**Source records**
*** Block opens ***

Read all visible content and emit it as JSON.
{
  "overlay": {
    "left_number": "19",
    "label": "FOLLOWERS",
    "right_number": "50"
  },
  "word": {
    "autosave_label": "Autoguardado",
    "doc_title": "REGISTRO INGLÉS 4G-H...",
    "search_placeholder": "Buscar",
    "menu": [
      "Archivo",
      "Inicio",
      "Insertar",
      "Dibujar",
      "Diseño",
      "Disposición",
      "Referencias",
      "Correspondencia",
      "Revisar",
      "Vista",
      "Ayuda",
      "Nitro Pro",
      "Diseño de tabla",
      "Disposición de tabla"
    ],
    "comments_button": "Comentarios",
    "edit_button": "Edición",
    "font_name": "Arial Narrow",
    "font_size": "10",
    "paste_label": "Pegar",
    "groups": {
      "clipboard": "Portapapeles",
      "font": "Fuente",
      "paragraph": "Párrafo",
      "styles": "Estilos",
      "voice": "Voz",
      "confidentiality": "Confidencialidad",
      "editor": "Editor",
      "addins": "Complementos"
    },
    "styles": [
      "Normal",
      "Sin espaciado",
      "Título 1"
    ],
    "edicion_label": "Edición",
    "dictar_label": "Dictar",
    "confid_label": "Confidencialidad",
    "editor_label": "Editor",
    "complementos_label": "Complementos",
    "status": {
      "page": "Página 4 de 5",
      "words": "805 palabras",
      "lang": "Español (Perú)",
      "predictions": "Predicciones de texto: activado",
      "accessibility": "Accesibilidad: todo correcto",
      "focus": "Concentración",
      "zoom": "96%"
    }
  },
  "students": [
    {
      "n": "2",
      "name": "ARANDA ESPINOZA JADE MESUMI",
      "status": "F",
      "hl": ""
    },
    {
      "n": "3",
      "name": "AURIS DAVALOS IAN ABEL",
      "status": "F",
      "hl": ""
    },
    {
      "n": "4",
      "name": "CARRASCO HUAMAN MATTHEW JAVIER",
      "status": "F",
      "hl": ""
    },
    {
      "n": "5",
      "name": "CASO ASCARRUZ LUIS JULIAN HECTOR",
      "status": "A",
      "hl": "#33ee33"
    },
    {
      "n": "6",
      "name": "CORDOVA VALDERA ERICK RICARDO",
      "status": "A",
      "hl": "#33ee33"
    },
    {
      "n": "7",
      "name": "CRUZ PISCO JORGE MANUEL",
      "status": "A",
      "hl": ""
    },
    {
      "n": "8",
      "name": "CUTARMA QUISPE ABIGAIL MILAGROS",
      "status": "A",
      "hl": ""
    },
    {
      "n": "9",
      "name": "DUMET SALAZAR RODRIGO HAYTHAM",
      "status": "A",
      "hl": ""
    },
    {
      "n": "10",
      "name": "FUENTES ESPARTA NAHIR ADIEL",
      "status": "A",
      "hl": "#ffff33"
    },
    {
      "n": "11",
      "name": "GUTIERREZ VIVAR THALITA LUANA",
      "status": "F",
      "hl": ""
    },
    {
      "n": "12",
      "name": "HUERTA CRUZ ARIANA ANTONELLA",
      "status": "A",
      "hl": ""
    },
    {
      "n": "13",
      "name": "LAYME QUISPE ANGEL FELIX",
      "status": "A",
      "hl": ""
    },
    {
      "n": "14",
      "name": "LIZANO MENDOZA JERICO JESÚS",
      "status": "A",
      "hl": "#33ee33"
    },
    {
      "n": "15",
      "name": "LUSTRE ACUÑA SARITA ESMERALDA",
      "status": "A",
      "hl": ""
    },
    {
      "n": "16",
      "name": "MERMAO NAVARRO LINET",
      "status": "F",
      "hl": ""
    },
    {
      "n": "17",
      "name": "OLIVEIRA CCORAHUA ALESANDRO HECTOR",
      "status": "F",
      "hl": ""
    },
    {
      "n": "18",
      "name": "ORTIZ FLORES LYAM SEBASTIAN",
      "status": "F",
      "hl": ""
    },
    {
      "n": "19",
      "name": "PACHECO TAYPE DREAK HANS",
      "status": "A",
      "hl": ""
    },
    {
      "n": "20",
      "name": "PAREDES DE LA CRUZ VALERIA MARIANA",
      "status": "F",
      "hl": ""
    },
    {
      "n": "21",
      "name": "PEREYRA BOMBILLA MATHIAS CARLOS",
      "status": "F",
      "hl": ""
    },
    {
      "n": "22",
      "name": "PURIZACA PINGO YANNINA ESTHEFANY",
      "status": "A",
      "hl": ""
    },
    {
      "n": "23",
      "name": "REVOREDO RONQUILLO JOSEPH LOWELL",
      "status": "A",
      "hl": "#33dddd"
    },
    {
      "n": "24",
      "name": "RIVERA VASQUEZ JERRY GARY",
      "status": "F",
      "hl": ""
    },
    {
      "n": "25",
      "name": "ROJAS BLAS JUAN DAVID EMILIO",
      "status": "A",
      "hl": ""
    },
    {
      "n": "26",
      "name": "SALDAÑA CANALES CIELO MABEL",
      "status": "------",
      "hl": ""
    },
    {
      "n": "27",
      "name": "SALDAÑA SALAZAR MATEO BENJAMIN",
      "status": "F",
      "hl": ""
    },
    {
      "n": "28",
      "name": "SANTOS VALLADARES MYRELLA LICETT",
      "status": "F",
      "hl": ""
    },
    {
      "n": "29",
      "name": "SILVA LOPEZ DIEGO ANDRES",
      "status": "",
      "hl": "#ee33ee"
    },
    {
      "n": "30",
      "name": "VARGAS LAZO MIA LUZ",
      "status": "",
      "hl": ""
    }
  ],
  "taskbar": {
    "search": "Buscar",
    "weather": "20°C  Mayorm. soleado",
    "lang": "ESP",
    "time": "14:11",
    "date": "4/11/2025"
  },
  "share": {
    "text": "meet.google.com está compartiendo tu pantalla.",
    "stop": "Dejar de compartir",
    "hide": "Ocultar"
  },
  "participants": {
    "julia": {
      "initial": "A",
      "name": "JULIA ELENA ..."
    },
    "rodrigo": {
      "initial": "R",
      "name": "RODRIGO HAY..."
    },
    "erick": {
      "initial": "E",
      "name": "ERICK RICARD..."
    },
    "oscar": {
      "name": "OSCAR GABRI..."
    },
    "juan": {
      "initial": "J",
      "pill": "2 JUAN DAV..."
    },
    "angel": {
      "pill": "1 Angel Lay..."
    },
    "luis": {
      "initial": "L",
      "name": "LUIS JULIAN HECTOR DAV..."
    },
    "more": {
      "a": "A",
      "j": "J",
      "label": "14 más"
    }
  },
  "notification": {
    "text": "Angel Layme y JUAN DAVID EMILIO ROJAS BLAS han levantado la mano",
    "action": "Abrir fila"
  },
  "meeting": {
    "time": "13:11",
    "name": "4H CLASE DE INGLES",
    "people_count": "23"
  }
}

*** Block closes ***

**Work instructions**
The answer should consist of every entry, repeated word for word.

**Expected answer**
Read all visible content and emit it as JSON.
{
  "overlay": {
    "left_number": "19",
    "label": "FOLLOWERS",
    "right_number": "50"
  },
  "word": {
    "autosave_label": "Autoguardado",
    "doc_title": "REGISTRO INGLÉS 4G-H...",
    "search_placeholder": "Buscar",
    "menu": [
      "Archivo",
      "Inicio",
      "Insertar",
      "Dibujar",
      "Diseño",
      "Disposición",
      "Referencias",
      "Correspondencia",
      "Revisar",
      "Vista",
      "Ayuda",
      "Nitro Pro",
      "Diseño de tabla",
      "Disposición de tabla"
    ],
    "comments_button": "Comentarios",
    "edit_button": "Edición",
    "font_name": "Arial Narrow",
    "font_size": "10",
    "paste_label": "Pegar",
    "groups": {
      "clipboard": "Portapapeles",
      "font": "Fuente",
      "paragraph": "Párrafo",
      "styles": "Estilos",
      "voice": "Voz",
      "confidentiality": "Confidencialidad",
      "editor": "Editor",
      "addins": "Complementos"
    },
    "styles": [
      "Normal",
      "Sin espaciado",
      "Título 1"
    ],
    "edicion_label": "Edición",
    "dictar_label": "Dictar",
    "confid_label": "Confidencialidad",
    "editor_label": "Editor",
    "complementos_label": "Complementos",
    "status": {
      "page": "Página 4 de 5",
      "words": "805 palabras",
      "lang": "Español (Perú)",
      "predictions": "Predicciones de texto: activado",
      "accessibility": "Accesibilidad: todo correcto",
      "focus": "Concentración",
      "zoom": "96%"
    }
  },
  "students": [
    {
      "n": "2",
      "name": "ARANDA ESPINOZA JADE MESUMI",
      "status": "F",
      "hl": ""
    },
    {
      "n": "3",
      "name": "AURIS DAVALOS IAN ABEL",
      "status": "F",
      "hl": ""
    },
    {
      "n": "4",
      "name": "CARRASCO HUAMAN MATTHEW JAVIER",
      "status": "F",
      "hl": ""
    },
    {
      "n": "5",
      "name": "CASO ASCARRUZ LUIS JULIAN HECTOR",
      "status": "A",
      "hl": "#33ee33"
    },
    {
      "n": "6",
      "name": "CORDOVA VALDERA ERICK RICARDO",
      "status": "A",
      "hl": "#33ee33"
    },
    {
      "n": "7",
      "name": "CRUZ PISCO JORGE MANUEL",
      "status": "A",
      "hl": ""
    },
    {
      "n": "8",
      "name": "CUTARMA QUISPE ABIGAIL MILAGROS",
      "status": "A",
      "hl": ""
    },
    {
      "n": "9",
      "name": "DUMET SALAZAR RODRIGO HAYTHAM",
      "status": "A",
      "hl": ""
    },
    {
      "n": "10",
      "name": "FUENTES ESPARTA NAHIR ADIEL",
      "status": "A",
      "hl": "#ffff33"
    },
    {
      "n": "11",
      "name": "GUTIERREZ VIVAR THALITA LUANA",
      "status": "F",
      "hl": ""
    },
    {
      "n": "12",
      "name": "HUERTA CRUZ ARIANA ANTONELLA",
      "status": "A",
      "hl": ""
    },
    {
      "n": "13",
      "name": "LAYME QUISPE ANGEL FELIX",
      "status": "A",
      "hl": ""
    },
    {
      "n": "14",
      "name": "LIZANO MENDOZA JERICO JESÚS",
      "status": "A",
      "hl": "#33ee33"
    },
    {
      "n": "15",
      "name": "LUSTRE ACUÑA SARITA ESMERALDA",
      "status": "A",
      "hl": ""
    },
    {
      "n": "16",
      "name": "MERMAO NAVARRO LINET",
      "status": "F",
      "hl": ""
    },
    {
      "n": "17",
      "name": "OLIVEIRA CCORAHUA ALESANDRO HECTOR",
      "status": "F",
      "hl": ""
    },
    {
      "n": "18",
      "name": "ORTIZ FLORES LYAM SEBASTIAN",
      "status": "F",
      "hl": ""
    },
    {
      "n": "19",
      "name": "PACHECO TAYPE DREAK HANS",
      "status": "A",
      "hl": ""
    },
    {
      "n": "20",
      "name": "PAREDES DE LA CRUZ VALERIA MARIANA",
      "status": "F",
      "hl": ""
    },
    {
      "n": "21",
      "name": "PEREYRA BOMBILLA MATHIAS CARLOS",
      "status": "F",
      "hl": ""
    },
    {
      "n": "22",
      "name": "PURIZACA PINGO YANNINA ESTHEFANY",
      "status": "A",
      "hl": ""
    },
    {
      "n": "23",
      "name": "REVOREDO RONQUILLO JOSEPH LOWELL",
      "status": "A",
      "hl": "#33dddd"
    },
    {
      "n": "24",
      "name": "RIVERA VASQUEZ JERRY GARY",
      "status": "F",
      "hl": ""
    },
    {
      "n": "25",
      "name": "ROJAS BLAS JUAN DAVID EMILIO",
      "status": "A",
      "hl": ""
    },
    {
      "n": "26",
      "name": "SALDAÑA CANALES CIELO MABEL",
      "status": "------",
      "hl": ""
    },
    {
      "n": "27",
      "name": "SALDAÑA SALAZAR MATEO BENJAMIN",
      "status": "F",
      "hl": ""
    },
    {
      "n": "28",
      "name": "SANTOS VALLADARES MYRELLA LICETT",
      "status": "F",
      "hl": ""
    },
    {
      "n": "29",
      "name": "SILVA LOPEZ DIEGO ANDRES",
      "status": "",
      "hl": "#ee33ee"
    },
    {
      "n": "30",
      "name": "VARGAS LAZO MIA LUZ",
      "status": "",
      "hl": ""
    }
  ],
  "taskbar": {
    "search": "Buscar",
    "weather": "20°C  Mayorm. soleado",
    "lang": "ESP",
    "time": "14:11",
    "date": "4/11/2025"
  },
  "share": {
    "text": "meet.google.com está compartiendo tu pantalla.",
    "stop": "Dejar de compartir",
    "hide": "Ocultar"
  },
  "participants": {
    "julia": {
      "initial": "A",
      "name": "JULIA ELENA ..."
    },
    "rodrigo": {
      "initial": "R",
      "name": "RODRIGO HAY..."
    },
    "erick": {
      "initial": "E",
      "name": "ERICK RICARD..."
    },
    "oscar": {
      "name": "OSCAR GABRI..."
    },
    "juan": {
      "initial": "J",
      "pill": "2 JUAN DAV..."
    },
    "angel": {
      "pill": "1 Angel Lay..."
    },
    "luis": {
      "initial": "L",
      "name": "LUIS JULIAN HECTOR DAV..."
    },
    "more": {
      "a": "A",
      "j": "J",
      "label": "14 más"
    }
  },
  "notification": {
    "text": "Angel Layme y JUAN DAVID EMILIO ROJAS BLAS han levantado la mano",
    "action": "Abrir fila"
  },
  "meeting": {
    "time": "13:11",
    "name": "4H CLASE DE INGLES",
    "people_count": "23"
  }
}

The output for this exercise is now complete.